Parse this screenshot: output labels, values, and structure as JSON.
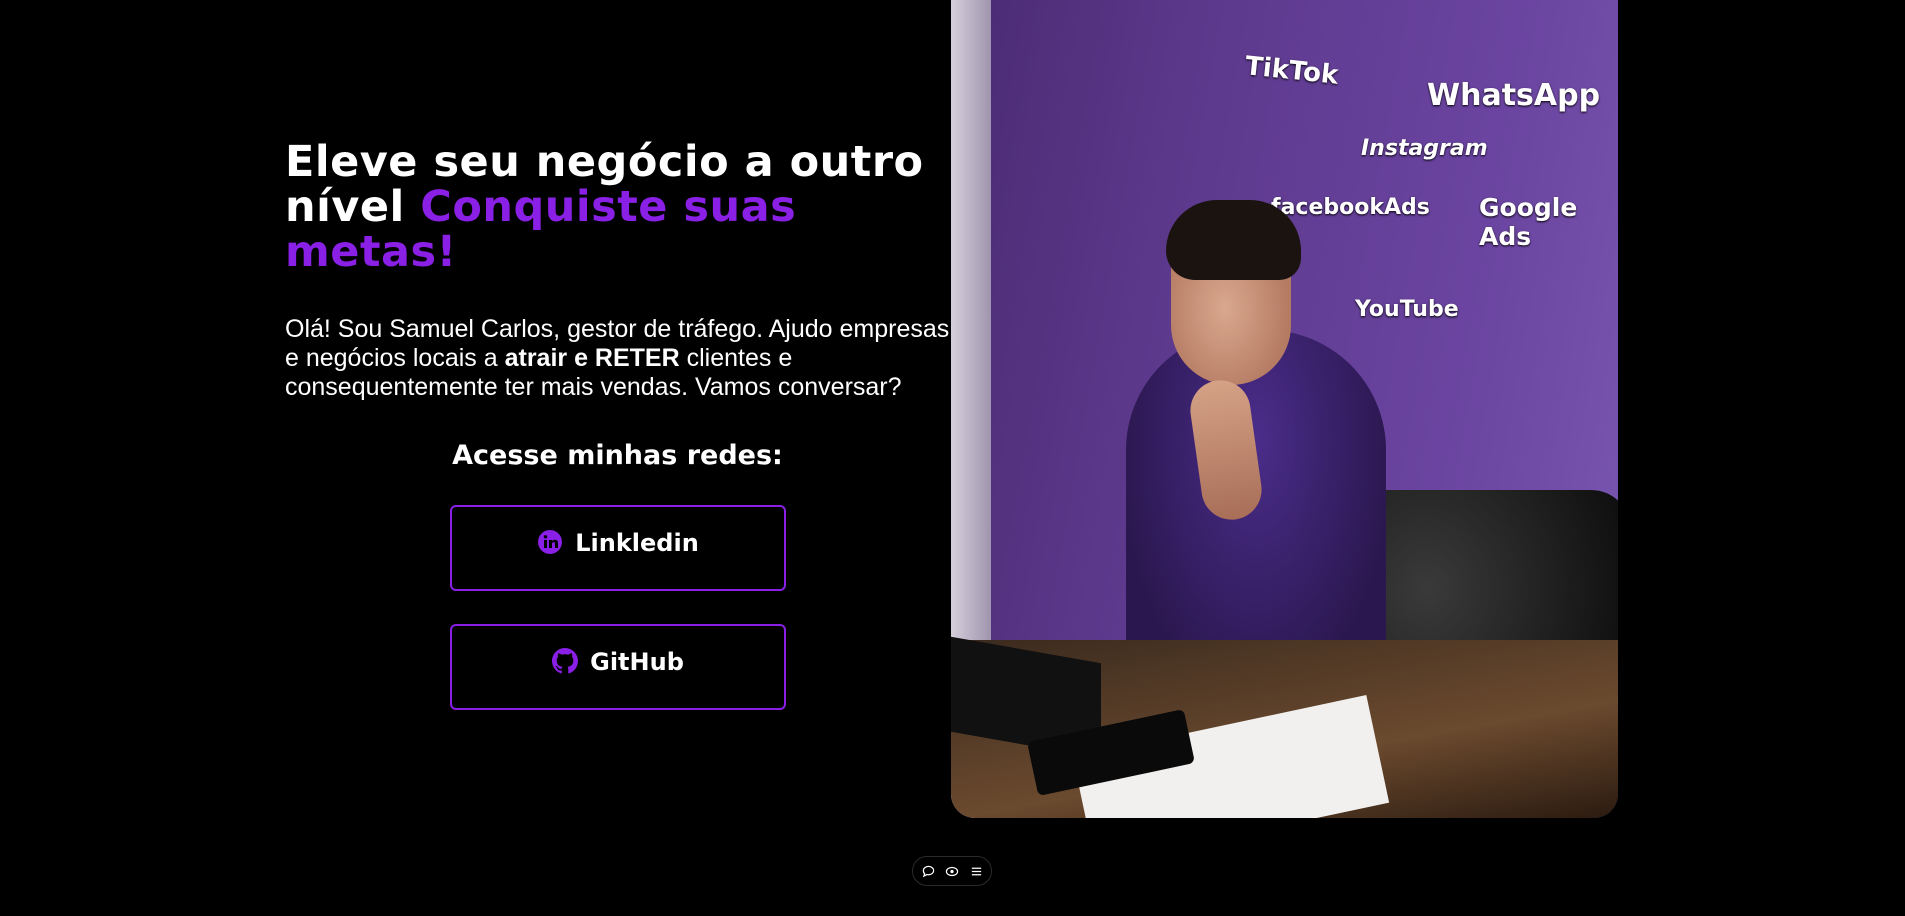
{
  "hero": {
    "title_line": "Eleve seu negócio a outro nível",
    "title_accent": "Conquiste suas metas!",
    "intro_start": "Olá! Sou Samuel Carlos, gestor de tráfego. Ajudo empresas e negócios locais a",
    "intro_bold": "atrair e RETER",
    "intro_end": "clientes e consequentemente ter mais vendas. Vamos conversar?"
  },
  "social": {
    "heading": "Acesse minhas redes:",
    "buttons": [
      {
        "label": "Linkledin",
        "icon": "linkedin-icon"
      },
      {
        "label": "GitHub",
        "icon": "github-icon"
      }
    ]
  },
  "photo": {
    "wall_logos": [
      "TikTok",
      "WhatsApp",
      "Instagram",
      "facebookAds",
      "Google Ads",
      "YouTube"
    ]
  },
  "toolbar": {
    "icons": [
      "chat-icon",
      "eye-icon",
      "menu-icon"
    ]
  },
  "colors": {
    "accent": "#8a1fe6",
    "background": "#000000",
    "text": "#ffffff"
  }
}
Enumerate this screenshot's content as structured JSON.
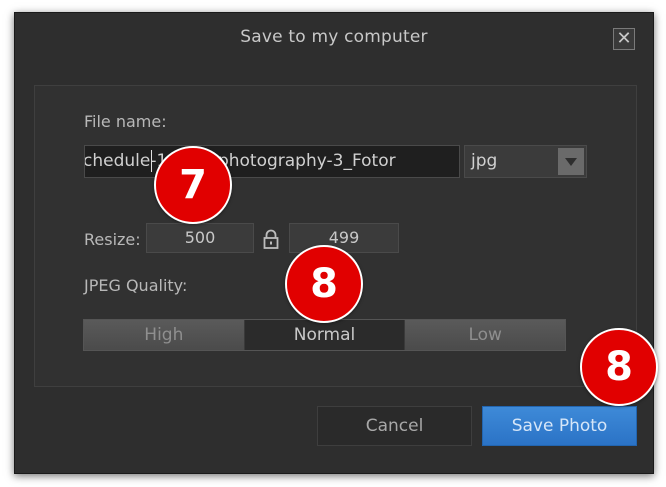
{
  "dialog": {
    "title": "Save to my computer",
    "close_symbol": "✕"
  },
  "file": {
    "label": "File name:",
    "value": "chedule-1  -bird-photography-3_Fotor",
    "extension": "jpg"
  },
  "resize": {
    "label": "Resize:",
    "width": "500",
    "height": "499",
    "lock_icon": "lock-icon"
  },
  "quality": {
    "label": "JPEG Quality:",
    "options": [
      "High",
      "Normal",
      "Low"
    ],
    "selected": "Normal"
  },
  "buttons": {
    "cancel": "Cancel",
    "save": "Save Photo"
  },
  "markers": [
    "7",
    "8",
    "8"
  ],
  "colors": {
    "dialog_bg": "#2e2e2e",
    "accent_blue": "#2b73c6",
    "marker_red": "#e10000"
  }
}
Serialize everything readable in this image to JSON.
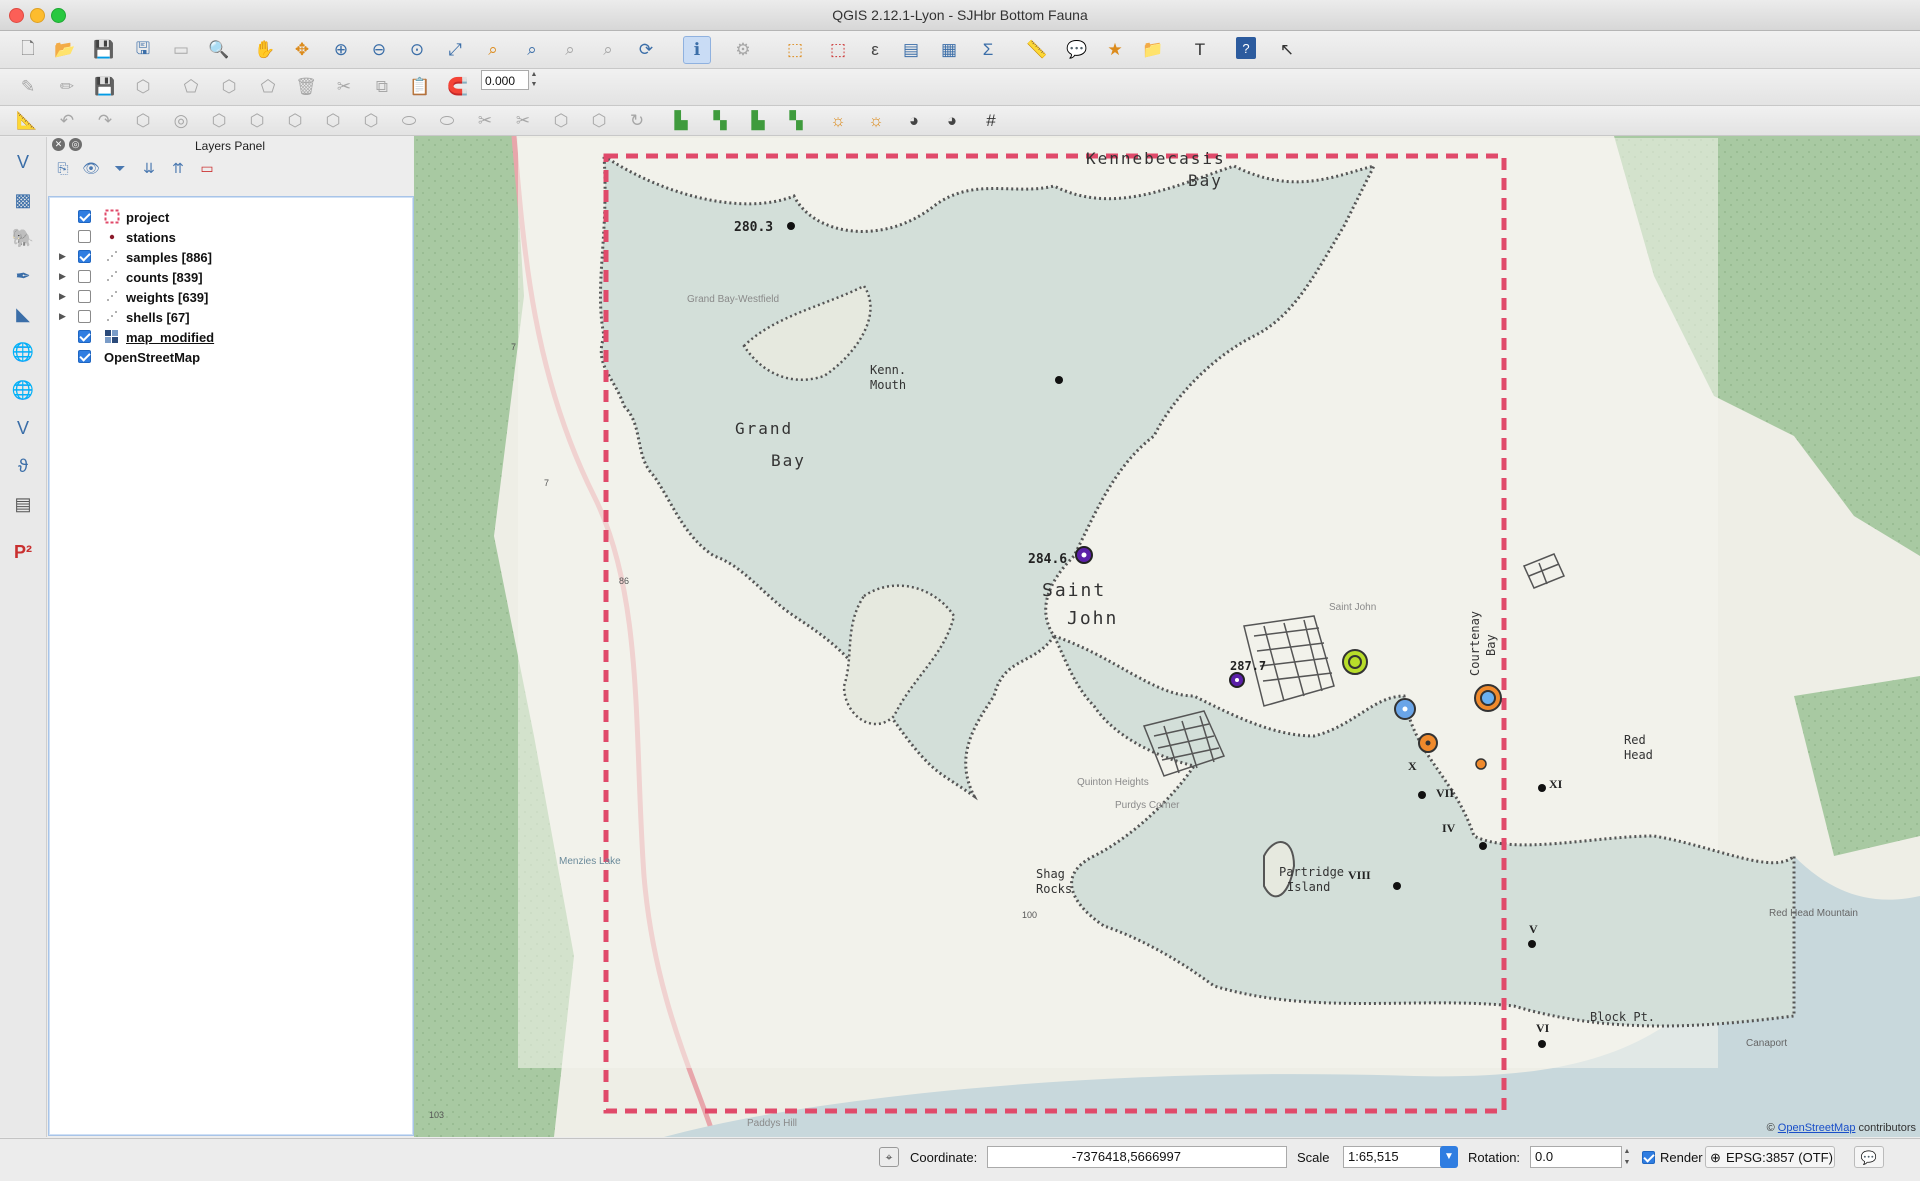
{
  "window": {
    "title": "QGIS 2.12.1-Lyon - SJHbr Bottom Fauna"
  },
  "toolbar_row1": [
    "new-project-icon",
    "open-project-icon",
    "save-project-icon",
    "save-as-icon",
    "new-print-composer-icon",
    "composer-manager-icon",
    "pan-icon",
    "pan-to-selection-icon",
    "zoom-in-icon",
    "zoom-out-icon",
    "zoom-native-icon",
    "zoom-full-icon",
    "zoom-to-selection-icon",
    "zoom-to-layer-icon",
    "zoom-last-icon",
    "zoom-next-icon",
    "refresh-icon",
    "identify-icon",
    "run-feature-action-icon",
    "select-icon",
    "deselect-icon",
    "select-by-expression-icon",
    "attribute-table-icon",
    "field-calculator-icon",
    "statistics-icon",
    "measure-icon",
    "map-tips-icon",
    "new-bookmark-icon",
    "show-bookmarks-icon",
    "text-annotation-icon",
    "help-icon",
    "whats-this-icon"
  ],
  "toolbar_row2": {
    "snap_tolerance": "0.000"
  },
  "layers_panel": {
    "title": "Layers Panel",
    "layers": [
      {
        "name": "project",
        "checked": true,
        "expandable": false,
        "symbol": "dashed-polygon"
      },
      {
        "name": "stations",
        "checked": false,
        "expandable": false,
        "symbol": "dot"
      },
      {
        "name": "samples [886]",
        "checked": true,
        "expandable": true,
        "symbol": "graduated"
      },
      {
        "name": "counts [839]",
        "checked": false,
        "expandable": true,
        "symbol": "graduated"
      },
      {
        "name": "weights [639]",
        "checked": false,
        "expandable": true,
        "symbol": "graduated"
      },
      {
        "name": "shells [67]",
        "checked": false,
        "expandable": true,
        "symbol": "graduated"
      },
      {
        "name": "map_modified",
        "checked": true,
        "expandable": false,
        "symbol": "raster"
      },
      {
        "name": "OpenStreetMap",
        "checked": true,
        "expandable": false,
        "symbol": "none"
      }
    ]
  },
  "map": {
    "labels": {
      "kennebecasis": "Kennebecasis",
      "bay": "Bay",
      "grand": "Grand",
      "grand_bay": "Bay",
      "kenn": "Kenn.",
      "mouth": "Mouth",
      "saint": "Saint",
      "john": "John",
      "courtenay": "Courtenay",
      "courtenay_bay": "Bay",
      "red": "Red",
      "head": "Head",
      "shag": "Shag",
      "rocks": "Rocks",
      "partridge": "Partridge",
      "island": "Island",
      "block_pt": "Block Pt.",
      "grand_bay_westfield": "Grand Bay-Westfield",
      "canaport": "Canaport",
      "red_head_mountain": "Red Head Mountain",
      "menzies_lake": "Menzies Lake",
      "quinton_heights": "Quinton Heights",
      "purdys_corner": "Purdys Corner",
      "paddys_hill": "Paddys Hill",
      "saint_john_small": "Saint John"
    },
    "depths": {
      "d1": "280.3",
      "d2": "284.6",
      "d3": "287.7"
    },
    "stations": {
      "s4": "IV",
      "s5": "V",
      "s6": "VI",
      "s7": "VII",
      "s8": "VIII",
      "s10": "X",
      "s11": "XI"
    },
    "highway_shields": {
      "h1": "7",
      "h2": "7",
      "h3": "86",
      "h4": "100",
      "h5": "103"
    },
    "attribution_prefix": "©",
    "attribution_link": "OpenStreetMap",
    "attribution_suffix": "contributors",
    "colors": {
      "project_border": "#e04a6a",
      "water": "#ccd9d5",
      "forest": "#a6c8a0"
    }
  },
  "statusbar": {
    "coordinate_label": "Coordinate:",
    "coordinate_value": "-7376418,5666997",
    "scale_label": "Scale",
    "scale_value": "1:65,515",
    "rotation_label": "Rotation:",
    "rotation_value": "0.0",
    "render_label": "Render",
    "render_checked": true,
    "crs": "EPSG:3857 (OTF)"
  }
}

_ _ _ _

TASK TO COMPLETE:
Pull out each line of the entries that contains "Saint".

ANSWER SPACE:
      "saint": "Saint",
      "saint_john_small": "Saint John"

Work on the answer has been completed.